(Items from a data source)
------------------------------------------------------------

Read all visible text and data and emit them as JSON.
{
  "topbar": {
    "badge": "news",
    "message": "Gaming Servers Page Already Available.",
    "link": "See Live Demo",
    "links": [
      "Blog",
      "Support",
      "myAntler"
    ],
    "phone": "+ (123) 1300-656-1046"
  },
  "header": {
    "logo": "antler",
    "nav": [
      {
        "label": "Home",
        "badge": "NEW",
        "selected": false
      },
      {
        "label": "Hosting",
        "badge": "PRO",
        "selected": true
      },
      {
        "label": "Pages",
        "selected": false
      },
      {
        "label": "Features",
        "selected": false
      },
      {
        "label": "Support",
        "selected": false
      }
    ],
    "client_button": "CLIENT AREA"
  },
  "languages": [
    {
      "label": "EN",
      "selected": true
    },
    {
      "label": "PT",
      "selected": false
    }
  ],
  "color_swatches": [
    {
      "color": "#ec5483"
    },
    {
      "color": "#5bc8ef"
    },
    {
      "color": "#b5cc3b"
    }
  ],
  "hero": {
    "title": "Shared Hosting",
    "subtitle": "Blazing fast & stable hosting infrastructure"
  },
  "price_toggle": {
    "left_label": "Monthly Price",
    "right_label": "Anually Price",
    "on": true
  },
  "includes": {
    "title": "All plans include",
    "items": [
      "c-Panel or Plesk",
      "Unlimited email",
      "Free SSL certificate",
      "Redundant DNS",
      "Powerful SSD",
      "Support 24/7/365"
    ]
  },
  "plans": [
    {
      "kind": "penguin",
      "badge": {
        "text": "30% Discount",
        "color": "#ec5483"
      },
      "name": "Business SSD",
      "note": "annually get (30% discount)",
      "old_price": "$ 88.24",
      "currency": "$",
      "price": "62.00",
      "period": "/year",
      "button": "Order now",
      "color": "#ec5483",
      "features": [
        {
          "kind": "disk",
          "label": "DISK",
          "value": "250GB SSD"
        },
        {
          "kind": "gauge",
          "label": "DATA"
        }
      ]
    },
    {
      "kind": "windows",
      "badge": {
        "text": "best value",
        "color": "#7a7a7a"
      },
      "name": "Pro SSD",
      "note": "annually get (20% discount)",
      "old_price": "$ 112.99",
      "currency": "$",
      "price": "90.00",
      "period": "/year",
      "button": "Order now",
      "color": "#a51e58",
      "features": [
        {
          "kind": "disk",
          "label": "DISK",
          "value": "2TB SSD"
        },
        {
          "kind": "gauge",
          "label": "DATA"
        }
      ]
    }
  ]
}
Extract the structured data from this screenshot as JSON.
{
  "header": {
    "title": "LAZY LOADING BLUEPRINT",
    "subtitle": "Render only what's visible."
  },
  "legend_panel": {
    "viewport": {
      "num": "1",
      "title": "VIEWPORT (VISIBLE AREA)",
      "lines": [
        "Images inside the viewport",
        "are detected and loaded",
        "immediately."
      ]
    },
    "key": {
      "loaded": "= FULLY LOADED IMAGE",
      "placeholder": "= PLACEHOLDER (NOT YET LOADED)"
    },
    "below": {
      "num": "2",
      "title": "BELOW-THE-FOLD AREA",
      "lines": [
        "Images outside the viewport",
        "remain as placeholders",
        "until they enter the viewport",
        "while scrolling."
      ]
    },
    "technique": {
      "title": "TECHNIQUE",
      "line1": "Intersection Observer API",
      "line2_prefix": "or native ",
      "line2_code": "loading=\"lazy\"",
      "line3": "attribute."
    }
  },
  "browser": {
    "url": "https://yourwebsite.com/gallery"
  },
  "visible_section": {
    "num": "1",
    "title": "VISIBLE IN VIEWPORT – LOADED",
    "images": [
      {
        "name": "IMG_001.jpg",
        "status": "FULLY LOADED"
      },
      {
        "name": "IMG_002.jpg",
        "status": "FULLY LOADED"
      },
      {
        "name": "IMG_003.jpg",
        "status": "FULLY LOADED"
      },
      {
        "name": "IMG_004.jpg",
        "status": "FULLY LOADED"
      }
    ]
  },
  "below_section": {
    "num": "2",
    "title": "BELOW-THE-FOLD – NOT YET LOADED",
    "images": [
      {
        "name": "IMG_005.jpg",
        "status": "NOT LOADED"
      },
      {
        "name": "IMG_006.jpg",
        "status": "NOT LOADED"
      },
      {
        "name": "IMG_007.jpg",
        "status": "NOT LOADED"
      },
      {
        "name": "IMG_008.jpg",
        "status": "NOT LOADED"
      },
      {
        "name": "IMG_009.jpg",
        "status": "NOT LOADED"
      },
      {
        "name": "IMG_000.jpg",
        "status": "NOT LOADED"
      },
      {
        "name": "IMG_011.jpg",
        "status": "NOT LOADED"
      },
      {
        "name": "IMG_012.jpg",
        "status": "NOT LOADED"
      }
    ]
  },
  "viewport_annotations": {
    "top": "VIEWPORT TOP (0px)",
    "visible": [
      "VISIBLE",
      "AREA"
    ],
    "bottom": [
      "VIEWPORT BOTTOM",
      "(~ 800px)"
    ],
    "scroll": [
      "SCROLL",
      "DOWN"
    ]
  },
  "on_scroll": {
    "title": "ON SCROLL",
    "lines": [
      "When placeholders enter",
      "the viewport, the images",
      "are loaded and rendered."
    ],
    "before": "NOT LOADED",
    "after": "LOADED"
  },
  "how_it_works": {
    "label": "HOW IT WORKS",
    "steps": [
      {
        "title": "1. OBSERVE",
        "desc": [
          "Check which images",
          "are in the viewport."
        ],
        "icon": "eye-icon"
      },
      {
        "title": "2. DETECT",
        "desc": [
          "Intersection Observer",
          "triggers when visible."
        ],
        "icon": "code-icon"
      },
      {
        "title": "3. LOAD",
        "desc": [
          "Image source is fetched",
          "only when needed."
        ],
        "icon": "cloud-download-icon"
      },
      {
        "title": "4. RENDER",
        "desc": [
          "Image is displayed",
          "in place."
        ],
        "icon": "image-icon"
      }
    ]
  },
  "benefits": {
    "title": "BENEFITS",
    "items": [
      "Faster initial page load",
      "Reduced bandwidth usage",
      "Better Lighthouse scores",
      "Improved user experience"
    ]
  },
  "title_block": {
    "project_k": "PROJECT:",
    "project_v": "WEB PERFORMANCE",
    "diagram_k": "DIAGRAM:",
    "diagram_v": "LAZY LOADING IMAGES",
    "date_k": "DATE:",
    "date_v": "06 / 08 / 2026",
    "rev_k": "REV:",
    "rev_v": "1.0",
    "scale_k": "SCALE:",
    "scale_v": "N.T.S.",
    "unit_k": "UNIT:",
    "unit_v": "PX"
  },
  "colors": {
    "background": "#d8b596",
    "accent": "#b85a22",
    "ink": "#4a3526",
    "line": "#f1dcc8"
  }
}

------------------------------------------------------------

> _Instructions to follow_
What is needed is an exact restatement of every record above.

> _Result below_
Read all visible text and data and emit them as JSON.
{
  "topbar": {
    "badge": "news",
    "message": "Gaming Servers Page Already Available.",
    "link": "See Live Demo",
    "links": [
      "Blog",
      "Support",
      "myAntler"
    ],
    "phone": "+ (123) 1300-656-1046"
  },
  "header": {
    "logo": "antler",
    "nav": [
      {
        "label": "Home",
        "badge": "NEW",
        "selected": false
      },
      {
        "label": "Hosting",
        "badge": "PRO",
        "selected": true
      },
      {
        "label": "Pages",
        "selected": false
      },
      {
        "label": "Features",
        "selected": false
      },
      {
        "label": "Support",
        "selected": false
      }
    ],
    "client_button": "CLIENT AREA"
  },
  "languages": [
    {
      "label": "EN",
      "selected": true
    },
    {
      "label": "PT",
      "selected": false
    }
  ],
  "color_swatches": [
    {
      "color": "#ec5483"
    },
    {
      "color": "#5bc8ef"
    },
    {
      "color": "#b5cc3b"
    }
  ],
  "hero": {
    "title": "Shared Hosting",
    "subtitle": "Blazing fast & stable hosting infrastructure"
  },
  "price_toggle": {
    "left_label": "Monthly Price",
    "right_label": "Anually Price",
    "on": true
  },
  "includes": {
    "title": "All plans include",
    "items": [
      "c-Panel or Plesk",
      "Unlimited email",
      "Free SSL certificate",
      "Redundant DNS",
      "Powerful SSD",
      "Support 24/7/365"
    ]
  },
  "plans": [
    {
      "kind": "penguin",
      "badge": {
        "text": "30% Discount",
        "color": "#ec5483"
      },
      "name": "Business SSD",
      "note": "annually get (30% discount)",
      "old_price": "$ 88.24",
      "currency": "$",
      "price": "62.00",
      "period": "/year",
      "button": "Order now",
      "color": "#ec5483",
      "features": [
        {
          "kind": "disk",
          "label": "DISK",
          "value": "250GB SSD"
        },
        {
          "kind": "gauge",
          "label": "DATA"
        }
      ]
    },
    {
      "kind": "windows",
      "badge": {
        "text": "best value",
        "color": "#7a7a7a"
      },
      "name": "Pro SSD",
      "note": "annually get (20% discount)",
      "old_price": "$ 112.99",
      "currency": "$",
      "price": "90.00",
      "period": "/year",
      "button": "Order now",
      "color": "#a51e58",
      "features": [
        {
          "kind": "disk",
          "label": "DISK",
          "value": "2TB SSD"
        },
        {
          "kind": "gauge",
          "label": "DATA"
        }
      ]
    }
  ]
}
Extract the structured data from this screenshot as JSON.
{
  "header": {
    "title": "LAZY LOADING BLUEPRINT",
    "subtitle": "Render only what's visible."
  },
  "legend_panel": {
    "viewport": {
      "num": "1",
      "title": "VIEWPORT (VISIBLE AREA)",
      "lines": [
        "Images inside the viewport",
        "are detected and loaded",
        "immediately."
      ]
    },
    "key": {
      "loaded": "= FULLY LOADED IMAGE",
      "placeholder": "= PLACEHOLDER (NOT YET LOADED)"
    },
    "below": {
      "num": "2",
      "title": "BELOW-THE-FOLD AREA",
      "lines": [
        "Images outside the viewport",
        "remain as placeholders",
        "until they enter the viewport",
        "while scrolling."
      ]
    },
    "technique": {
      "title": "TECHNIQUE",
      "line1": "Intersection Observer API",
      "line2_prefix": "or native ",
      "line2_code": "loading=\"lazy\"",
      "line3": "attribute."
    }
  },
  "browser": {
    "url": "https://yourwebsite.com/gallery"
  },
  "visible_section": {
    "num": "1",
    "title": "VISIBLE IN VIEWPORT – LOADED",
    "images": [
      {
        "name": "IMG_001.jpg",
        "status": "FULLY LOADED"
      },
      {
        "name": "IMG_002.jpg",
        "status": "FULLY LOADED"
      },
      {
        "name": "IMG_003.jpg",
        "status": "FULLY LOADED"
      },
      {
        "name": "IMG_004.jpg",
        "status": "FULLY LOADED"
      }
    ]
  },
  "below_section": {
    "num": "2",
    "title": "BELOW-THE-FOLD – NOT YET LOADED",
    "images": [
      {
        "name": "IMG_005.jpg",
        "status": "NOT LOADED"
      },
      {
        "name": "IMG_006.jpg",
        "status": "NOT LOADED"
      },
      {
        "name": "IMG_007.jpg",
        "status": "NOT LOADED"
      },
      {
        "name": "IMG_008.jpg",
        "status": "NOT LOADED"
      },
      {
        "name": "IMG_009.jpg",
        "status": "NOT LOADED"
      },
      {
        "name": "IMG_000.jpg",
        "status": "NOT LOADED"
      },
      {
        "name": "IMG_011.jpg",
        "status": "NOT LOADED"
      },
      {
        "name": "IMG_012.jpg",
        "status": "NOT LOADED"
      }
    ]
  },
  "viewport_annotations": {
    "top": "VIEWPORT TOP (0px)",
    "visible": [
      "VISIBLE",
      "AREA"
    ],
    "bottom": [
      "VIEWPORT BOTTOM",
      "(~ 800px)"
    ],
    "scroll": [
      "SCROLL",
      "DOWN"
    ]
  },
  "on_scroll": {
    "title": "ON SCROLL",
    "lines": [
      "When placeholders enter",
      "the viewport, the images",
      "are loaded and rendered."
    ],
    "before": "NOT LOADED",
    "after": "LOADED"
  },
  "how_it_works": {
    "label": "HOW IT WORKS",
    "steps": [
      {
        "title": "1. OBSERVE",
        "desc": [
          "Check which images",
          "are in the viewport."
        ],
        "icon": "eye-icon"
      },
      {
        "title": "2. DETECT",
        "desc": [
          "Intersection Observer",
          "triggers when visible."
        ],
        "icon": "code-icon"
      },
      {
        "title": "3. LOAD",
        "desc": [
          "Image source is fetched",
          "only when needed."
        ],
        "icon": "cloud-download-icon"
      },
      {
        "title": "4. RENDER",
        "desc": [
          "Image is displayed",
          "in place."
        ],
        "icon": "image-icon"
      }
    ]
  },
  "benefits": {
    "title": "BENEFITS",
    "items": [
      "Faster initial page load",
      "Reduced bandwidth usage",
      "Better Lighthouse scores",
      "Improved user experience"
    ]
  },
  "title_block": {
    "project_k": "PROJECT:",
    "project_v": "WEB PERFORMANCE",
    "diagram_k": "DIAGRAM:",
    "diagram_v": "LAZY LOADING IMAGES",
    "date_k": "DATE:",
    "date_v": "06 / 08 / 2026",
    "rev_k": "REV:",
    "rev_v": "1.0",
    "scale_k": "SCALE:",
    "scale_v": "N.T.S.",
    "unit_k": "UNIT:",
    "unit_v": "PX"
  },
  "colors": {
    "background": "#d8b596",
    "accent": "#b85a22",
    "ink": "#4a3526",
    "line": "#f1dcc8"
  }
}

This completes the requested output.